§ **TO DO**: Nothing in the records may change. Output them all exactly.

◇ ◇ ◇ ◇ ◇

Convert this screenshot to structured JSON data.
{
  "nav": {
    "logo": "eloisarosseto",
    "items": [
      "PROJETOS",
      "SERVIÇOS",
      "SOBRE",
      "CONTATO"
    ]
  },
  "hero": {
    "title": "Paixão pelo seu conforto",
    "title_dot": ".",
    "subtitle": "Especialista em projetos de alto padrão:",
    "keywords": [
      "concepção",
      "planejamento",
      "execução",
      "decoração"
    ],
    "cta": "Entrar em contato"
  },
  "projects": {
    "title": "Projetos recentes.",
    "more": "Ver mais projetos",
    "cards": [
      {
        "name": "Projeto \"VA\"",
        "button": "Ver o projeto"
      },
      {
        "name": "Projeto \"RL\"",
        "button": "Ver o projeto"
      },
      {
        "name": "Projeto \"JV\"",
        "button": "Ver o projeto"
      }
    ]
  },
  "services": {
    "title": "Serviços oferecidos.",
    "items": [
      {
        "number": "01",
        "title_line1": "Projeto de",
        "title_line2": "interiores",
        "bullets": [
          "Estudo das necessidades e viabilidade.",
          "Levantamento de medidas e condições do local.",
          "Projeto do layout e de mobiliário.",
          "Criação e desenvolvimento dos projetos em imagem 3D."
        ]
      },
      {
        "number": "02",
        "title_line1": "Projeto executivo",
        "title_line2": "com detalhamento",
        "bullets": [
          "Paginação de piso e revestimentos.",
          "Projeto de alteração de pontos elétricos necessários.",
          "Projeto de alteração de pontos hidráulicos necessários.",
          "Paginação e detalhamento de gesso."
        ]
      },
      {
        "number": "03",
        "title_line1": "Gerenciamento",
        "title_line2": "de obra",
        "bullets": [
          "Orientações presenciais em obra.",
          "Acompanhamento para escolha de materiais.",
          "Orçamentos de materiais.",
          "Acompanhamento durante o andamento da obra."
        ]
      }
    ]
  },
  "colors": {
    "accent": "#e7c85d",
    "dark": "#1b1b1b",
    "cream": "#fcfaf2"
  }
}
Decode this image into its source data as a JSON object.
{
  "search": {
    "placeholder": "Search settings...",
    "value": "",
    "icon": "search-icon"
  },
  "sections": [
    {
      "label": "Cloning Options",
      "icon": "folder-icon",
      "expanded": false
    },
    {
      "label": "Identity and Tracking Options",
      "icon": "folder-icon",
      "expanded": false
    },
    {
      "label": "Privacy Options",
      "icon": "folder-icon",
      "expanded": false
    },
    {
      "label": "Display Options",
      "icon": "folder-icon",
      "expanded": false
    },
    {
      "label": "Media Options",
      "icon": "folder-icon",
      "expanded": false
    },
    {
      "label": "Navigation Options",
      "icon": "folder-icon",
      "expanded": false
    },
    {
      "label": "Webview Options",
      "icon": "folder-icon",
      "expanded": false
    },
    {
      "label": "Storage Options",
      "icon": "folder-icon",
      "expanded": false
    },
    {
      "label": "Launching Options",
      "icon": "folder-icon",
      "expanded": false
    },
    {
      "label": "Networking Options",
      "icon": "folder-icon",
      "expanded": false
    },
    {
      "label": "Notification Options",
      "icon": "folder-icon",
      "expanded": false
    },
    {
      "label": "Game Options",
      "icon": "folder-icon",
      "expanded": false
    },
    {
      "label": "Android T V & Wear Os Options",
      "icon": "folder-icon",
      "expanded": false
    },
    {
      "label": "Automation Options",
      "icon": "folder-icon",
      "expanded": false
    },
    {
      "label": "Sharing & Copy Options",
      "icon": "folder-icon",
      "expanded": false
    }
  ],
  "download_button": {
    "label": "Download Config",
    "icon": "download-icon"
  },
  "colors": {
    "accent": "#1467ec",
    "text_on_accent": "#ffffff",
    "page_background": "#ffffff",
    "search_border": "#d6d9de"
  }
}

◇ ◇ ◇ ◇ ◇

§ **ANSWER FOR THE TASK**:
Convert this screenshot to structured JSON data.
{
  "nav": {
    "logo": "eloisarosseto",
    "items": [
      "PROJETOS",
      "SERVIÇOS",
      "SOBRE",
      "CONTATO"
    ]
  },
  "hero": {
    "title": "Paixão pelo seu conforto",
    "title_dot": ".",
    "subtitle": "Especialista em projetos de alto padrão:",
    "keywords": [
      "concepção",
      "planejamento",
      "execução",
      "decoração"
    ],
    "cta": "Entrar em contato"
  },
  "projects": {
    "title": "Projetos recentes.",
    "more": "Ver mais projetos",
    "cards": [
      {
        "name": "Projeto \"VA\"",
        "button": "Ver o projeto"
      },
      {
        "name": "Projeto \"RL\"",
        "button": "Ver o projeto"
      },
      {
        "name": "Projeto \"JV\"",
        "button": "Ver o projeto"
      }
    ]
  },
  "services": {
    "title": "Serviços oferecidos.",
    "items": [
      {
        "number": "01",
        "title_line1": "Projeto de",
        "title_line2": "interiores",
        "bullets": [
          "Estudo das necessidades e viabilidade.",
          "Levantamento de medidas e condições do local.",
          "Projeto do layout e de mobiliário.",
          "Criação e desenvolvimento dos projetos em imagem 3D."
        ]
      },
      {
        "number": "02",
        "title_line1": "Projeto executivo",
        "title_line2": "com detalhamento",
        "bullets": [
          "Paginação de piso e revestimentos.",
          "Projeto de alteração de pontos elétricos necessários.",
          "Projeto de alteração de pontos hidráulicos necessários.",
          "Paginação e detalhamento de gesso."
        ]
      },
      {
        "number": "03",
        "title_line1": "Gerenciamento",
        "title_line2": "de obra",
        "bullets": [
          "Orientações presenciais em obra.",
          "Acompanhamento para escolha de materiais.",
          "Orçamentos de materiais.",
          "Acompanhamento durante o andamento da obra."
        ]
      }
    ]
  },
  "colors": {
    "accent": "#e7c85d",
    "dark": "#1b1b1b",
    "cream": "#fcfaf2"
  }
}
Decode this image into its source data as a JSON object.
{
  "search": {
    "placeholder": "Search settings...",
    "value": "",
    "icon": "search-icon"
  },
  "sections": [
    {
      "label": "Cloning Options",
      "icon": "folder-icon",
      "expanded": false
    },
    {
      "label": "Identity and Tracking Options",
      "icon": "folder-icon",
      "expanded": false
    },
    {
      "label": "Privacy Options",
      "icon": "folder-icon",
      "expanded": false
    },
    {
      "label": "Display Options",
      "icon": "folder-icon",
      "expanded": false
    },
    {
      "label": "Media Options",
      "icon": "folder-icon",
      "expanded": false
    },
    {
      "label": "Navigation Options",
      "icon": "folder-icon",
      "expanded": false
    },
    {
      "label": "Webview Options",
      "icon": "folder-icon",
      "expanded": false
    },
    {
      "label": "Storage Options",
      "icon": "folder-icon",
      "expanded": false
    },
    {
      "label": "Launching Options",
      "icon": "folder-icon",
      "expanded": false
    },
    {
      "label": "Networking Options",
      "icon": "folder-icon",
      "expanded": false
    },
    {
      "label": "Notification Options",
      "icon": "folder-icon",
      "expanded": false
    },
    {
      "label": "Game Options",
      "icon": "folder-icon",
      "expanded": false
    },
    {
      "label": "Android T V & Wear Os Options",
      "icon": "folder-icon",
      "expanded": false
    },
    {
      "label": "Automation Options",
      "icon": "folder-icon",
      "expanded": false
    },
    {
      "label": "Sharing & Copy Options",
      "icon": "folder-icon",
      "expanded": false
    }
  ],
  "download_button": {
    "label": "Download Config",
    "icon": "download-icon"
  },
  "colors": {
    "accent": "#1467ec",
    "text_on_accent": "#ffffff",
    "page_background": "#ffffff",
    "search_border": "#d6d9de"
  }
}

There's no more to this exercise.